      Background: Consequences of pressure injuries can be emotional and physical, including pain, body image distortion, increased risk for infection, increased length of stay in the hospital, and death. Pressure injuries create a significant economic burden for organizations and individuals. Organizations that have the highest incidences of pressure injuries receive less reimbursement for services. Local Problem: Prior to project implementation, 3 pressure injuries were found on the cardiac surgery progressive care unit during a 13-week period. The cardiac surgery progressive care unit in a large academic medical center in the mid-Atlantic region was responsible for 66% of the pressure injuries. The purpose of this quality improvement project was to implement and evaluate the effectiveness of a pressure injury prevention bundle on a cardiac surgery progressive care unit over a 13-week period using the Model for Improvement as a framework for implementation. Intervention: The pressure injury prevention bundle consisted of four steps: the Braden score, a two-nurse skin assessment on admission, a pressure-reducing surface, and a consult to the wound, ostomy, and continence nurse. Two-hundred one subjects were evaluated (n=201). The intervention was evaluated by a before-after design, comparing the number of avoidable unitacquired pressure injuries before project implementation, to after implementation of the PUPB. Results: Post-implementation, 4 pressure injuries were found on the cardiac surgery progressive care unit, but only 25% of the pressure injuries were determined to be the unit's responsibility, and 75% of the pressure injuries were determined to have occurred prior to admission to the unit. A nurse did not complete the two-nurse skin assessment on the one patient who developed a pressure injury during this project timeframe. The pressure injury was discovered 25.5 hours after admission to the unit, deeming it the cardiac surgery progressive care unit's responsibility. Conclusions: The pressure injury prevention bundle should be a standard of care for all new patient admissions.

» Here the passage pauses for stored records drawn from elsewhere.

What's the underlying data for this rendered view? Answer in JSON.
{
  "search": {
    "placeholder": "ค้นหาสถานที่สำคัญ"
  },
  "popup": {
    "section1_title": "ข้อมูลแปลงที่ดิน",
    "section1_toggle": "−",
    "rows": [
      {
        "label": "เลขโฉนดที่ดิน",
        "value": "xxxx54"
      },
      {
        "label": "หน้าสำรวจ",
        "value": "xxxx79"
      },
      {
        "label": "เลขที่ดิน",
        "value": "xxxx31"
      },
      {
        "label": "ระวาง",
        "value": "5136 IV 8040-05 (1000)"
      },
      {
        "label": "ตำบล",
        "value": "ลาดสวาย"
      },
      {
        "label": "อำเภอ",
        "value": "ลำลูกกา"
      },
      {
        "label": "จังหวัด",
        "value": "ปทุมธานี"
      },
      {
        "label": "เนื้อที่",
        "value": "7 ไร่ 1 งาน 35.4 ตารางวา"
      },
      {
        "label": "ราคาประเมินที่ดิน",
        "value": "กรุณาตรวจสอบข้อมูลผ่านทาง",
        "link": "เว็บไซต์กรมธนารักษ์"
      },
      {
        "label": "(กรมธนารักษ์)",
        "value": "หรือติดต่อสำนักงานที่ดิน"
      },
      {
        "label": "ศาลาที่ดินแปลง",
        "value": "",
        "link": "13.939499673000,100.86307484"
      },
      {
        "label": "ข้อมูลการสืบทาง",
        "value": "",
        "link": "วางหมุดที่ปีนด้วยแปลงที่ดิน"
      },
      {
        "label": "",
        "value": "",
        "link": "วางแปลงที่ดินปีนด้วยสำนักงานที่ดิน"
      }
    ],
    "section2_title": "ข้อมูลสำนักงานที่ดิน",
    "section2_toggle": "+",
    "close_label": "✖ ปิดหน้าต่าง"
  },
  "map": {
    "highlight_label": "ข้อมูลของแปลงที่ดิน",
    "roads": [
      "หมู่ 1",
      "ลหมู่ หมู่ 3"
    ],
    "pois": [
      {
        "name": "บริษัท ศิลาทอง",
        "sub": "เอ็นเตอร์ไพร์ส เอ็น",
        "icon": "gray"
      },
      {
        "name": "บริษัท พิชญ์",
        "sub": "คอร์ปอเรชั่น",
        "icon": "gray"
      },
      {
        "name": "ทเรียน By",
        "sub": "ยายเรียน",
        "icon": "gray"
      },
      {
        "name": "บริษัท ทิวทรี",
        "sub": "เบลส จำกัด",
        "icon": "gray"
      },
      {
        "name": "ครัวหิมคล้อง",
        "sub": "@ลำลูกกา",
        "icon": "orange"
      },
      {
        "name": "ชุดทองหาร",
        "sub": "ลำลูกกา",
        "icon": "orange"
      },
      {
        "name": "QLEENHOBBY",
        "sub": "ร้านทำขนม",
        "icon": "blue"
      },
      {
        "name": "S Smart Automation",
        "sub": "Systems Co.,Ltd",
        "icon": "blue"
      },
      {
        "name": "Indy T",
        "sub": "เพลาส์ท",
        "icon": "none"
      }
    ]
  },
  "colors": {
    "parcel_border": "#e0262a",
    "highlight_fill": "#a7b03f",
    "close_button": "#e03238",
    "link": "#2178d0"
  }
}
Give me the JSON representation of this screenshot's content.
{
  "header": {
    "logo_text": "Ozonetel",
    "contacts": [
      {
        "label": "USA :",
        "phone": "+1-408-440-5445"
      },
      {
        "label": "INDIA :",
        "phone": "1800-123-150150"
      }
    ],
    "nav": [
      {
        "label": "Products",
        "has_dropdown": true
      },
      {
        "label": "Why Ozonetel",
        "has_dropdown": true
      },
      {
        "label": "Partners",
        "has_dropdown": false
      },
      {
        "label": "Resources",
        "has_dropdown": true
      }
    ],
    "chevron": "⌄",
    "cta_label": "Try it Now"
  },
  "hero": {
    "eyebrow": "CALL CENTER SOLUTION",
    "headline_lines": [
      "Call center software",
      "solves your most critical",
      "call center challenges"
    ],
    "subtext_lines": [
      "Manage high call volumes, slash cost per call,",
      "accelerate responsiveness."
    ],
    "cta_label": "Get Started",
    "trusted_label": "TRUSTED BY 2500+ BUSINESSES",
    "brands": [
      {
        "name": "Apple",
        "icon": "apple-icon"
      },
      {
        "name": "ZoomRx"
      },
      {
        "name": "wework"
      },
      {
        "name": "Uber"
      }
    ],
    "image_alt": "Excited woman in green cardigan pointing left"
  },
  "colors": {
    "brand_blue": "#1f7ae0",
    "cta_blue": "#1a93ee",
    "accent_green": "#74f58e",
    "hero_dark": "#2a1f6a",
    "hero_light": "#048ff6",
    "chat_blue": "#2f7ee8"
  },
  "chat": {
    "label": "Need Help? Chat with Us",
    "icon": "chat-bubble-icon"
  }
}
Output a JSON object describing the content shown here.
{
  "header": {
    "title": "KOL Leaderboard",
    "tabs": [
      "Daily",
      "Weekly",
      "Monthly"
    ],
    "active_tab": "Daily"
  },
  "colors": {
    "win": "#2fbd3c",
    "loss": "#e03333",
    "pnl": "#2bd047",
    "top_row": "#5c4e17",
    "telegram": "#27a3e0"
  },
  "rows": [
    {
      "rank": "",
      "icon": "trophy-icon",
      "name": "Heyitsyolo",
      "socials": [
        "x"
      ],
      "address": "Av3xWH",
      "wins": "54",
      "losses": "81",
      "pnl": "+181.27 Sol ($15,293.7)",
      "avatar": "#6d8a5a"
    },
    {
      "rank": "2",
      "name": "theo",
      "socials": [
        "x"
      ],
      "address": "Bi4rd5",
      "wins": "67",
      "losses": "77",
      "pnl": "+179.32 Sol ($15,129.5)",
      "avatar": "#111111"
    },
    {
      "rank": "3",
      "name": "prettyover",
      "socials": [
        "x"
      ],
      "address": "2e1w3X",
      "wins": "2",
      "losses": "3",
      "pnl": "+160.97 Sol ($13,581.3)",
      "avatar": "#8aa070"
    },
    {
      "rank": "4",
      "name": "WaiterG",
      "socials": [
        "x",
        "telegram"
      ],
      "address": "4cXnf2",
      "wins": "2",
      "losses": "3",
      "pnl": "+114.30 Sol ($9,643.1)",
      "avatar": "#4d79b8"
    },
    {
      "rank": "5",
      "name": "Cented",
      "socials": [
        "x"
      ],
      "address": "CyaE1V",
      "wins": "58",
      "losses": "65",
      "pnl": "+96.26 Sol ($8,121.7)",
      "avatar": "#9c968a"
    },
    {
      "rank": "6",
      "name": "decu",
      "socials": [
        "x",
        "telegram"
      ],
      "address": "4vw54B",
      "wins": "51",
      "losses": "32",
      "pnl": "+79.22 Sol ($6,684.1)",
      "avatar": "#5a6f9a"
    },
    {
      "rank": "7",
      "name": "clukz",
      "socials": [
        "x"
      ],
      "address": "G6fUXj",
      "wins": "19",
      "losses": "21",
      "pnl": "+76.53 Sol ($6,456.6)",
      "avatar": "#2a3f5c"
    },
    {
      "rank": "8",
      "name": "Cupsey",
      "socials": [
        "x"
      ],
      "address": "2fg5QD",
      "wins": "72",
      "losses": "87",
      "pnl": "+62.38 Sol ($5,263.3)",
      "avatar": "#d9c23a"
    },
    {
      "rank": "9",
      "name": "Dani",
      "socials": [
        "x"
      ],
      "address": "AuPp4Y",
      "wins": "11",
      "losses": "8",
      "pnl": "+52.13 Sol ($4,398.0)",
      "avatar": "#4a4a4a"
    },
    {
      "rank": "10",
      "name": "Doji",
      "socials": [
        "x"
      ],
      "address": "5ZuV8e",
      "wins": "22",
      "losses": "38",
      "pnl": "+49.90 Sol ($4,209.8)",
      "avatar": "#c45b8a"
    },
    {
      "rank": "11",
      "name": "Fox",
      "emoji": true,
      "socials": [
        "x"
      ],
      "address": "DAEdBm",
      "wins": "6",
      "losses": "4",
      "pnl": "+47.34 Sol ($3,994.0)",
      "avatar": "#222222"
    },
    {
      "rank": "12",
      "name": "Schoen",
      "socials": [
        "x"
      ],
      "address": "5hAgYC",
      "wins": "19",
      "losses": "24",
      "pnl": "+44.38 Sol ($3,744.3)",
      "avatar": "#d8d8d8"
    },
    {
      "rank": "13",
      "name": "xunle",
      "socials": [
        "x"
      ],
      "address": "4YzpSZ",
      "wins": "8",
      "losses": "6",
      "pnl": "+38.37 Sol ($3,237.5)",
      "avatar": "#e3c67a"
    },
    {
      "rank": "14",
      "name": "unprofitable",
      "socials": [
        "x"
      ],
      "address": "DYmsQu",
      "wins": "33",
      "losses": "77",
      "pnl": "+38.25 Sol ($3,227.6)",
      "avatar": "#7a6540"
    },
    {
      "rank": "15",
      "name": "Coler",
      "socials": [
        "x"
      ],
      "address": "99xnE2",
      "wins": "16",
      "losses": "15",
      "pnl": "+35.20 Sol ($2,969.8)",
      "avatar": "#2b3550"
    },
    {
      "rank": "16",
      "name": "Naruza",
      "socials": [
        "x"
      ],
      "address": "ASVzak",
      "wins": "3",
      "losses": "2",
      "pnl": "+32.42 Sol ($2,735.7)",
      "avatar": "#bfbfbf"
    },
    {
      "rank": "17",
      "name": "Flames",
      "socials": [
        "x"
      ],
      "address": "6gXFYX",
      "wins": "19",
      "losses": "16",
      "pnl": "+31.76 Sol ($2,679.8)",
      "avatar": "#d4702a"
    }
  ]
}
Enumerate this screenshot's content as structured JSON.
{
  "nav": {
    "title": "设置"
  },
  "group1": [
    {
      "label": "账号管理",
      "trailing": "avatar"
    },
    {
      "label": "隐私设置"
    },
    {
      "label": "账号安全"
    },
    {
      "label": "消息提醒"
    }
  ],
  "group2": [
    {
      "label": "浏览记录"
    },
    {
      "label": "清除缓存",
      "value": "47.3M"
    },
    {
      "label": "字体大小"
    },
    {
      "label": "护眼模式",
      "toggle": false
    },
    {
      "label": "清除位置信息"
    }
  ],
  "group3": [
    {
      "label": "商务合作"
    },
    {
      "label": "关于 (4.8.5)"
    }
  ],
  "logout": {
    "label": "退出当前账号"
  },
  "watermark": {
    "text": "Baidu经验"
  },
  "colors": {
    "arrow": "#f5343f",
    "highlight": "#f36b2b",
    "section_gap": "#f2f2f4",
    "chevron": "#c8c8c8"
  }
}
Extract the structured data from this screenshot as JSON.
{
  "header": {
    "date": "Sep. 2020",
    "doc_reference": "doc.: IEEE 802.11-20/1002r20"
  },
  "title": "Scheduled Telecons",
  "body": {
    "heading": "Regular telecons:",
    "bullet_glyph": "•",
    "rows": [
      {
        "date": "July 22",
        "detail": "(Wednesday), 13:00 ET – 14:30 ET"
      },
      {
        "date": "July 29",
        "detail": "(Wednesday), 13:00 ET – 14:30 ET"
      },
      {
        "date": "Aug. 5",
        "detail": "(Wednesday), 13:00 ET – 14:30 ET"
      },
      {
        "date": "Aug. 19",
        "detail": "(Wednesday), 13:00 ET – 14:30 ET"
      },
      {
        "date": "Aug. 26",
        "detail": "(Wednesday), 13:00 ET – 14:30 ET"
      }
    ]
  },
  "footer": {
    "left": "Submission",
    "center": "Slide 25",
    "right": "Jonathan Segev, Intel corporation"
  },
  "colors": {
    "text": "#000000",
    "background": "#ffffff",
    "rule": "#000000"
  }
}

When all of these factors are used together in a bundle, this project demonstrates that the unit could have zero unit-acquired pressure injuries.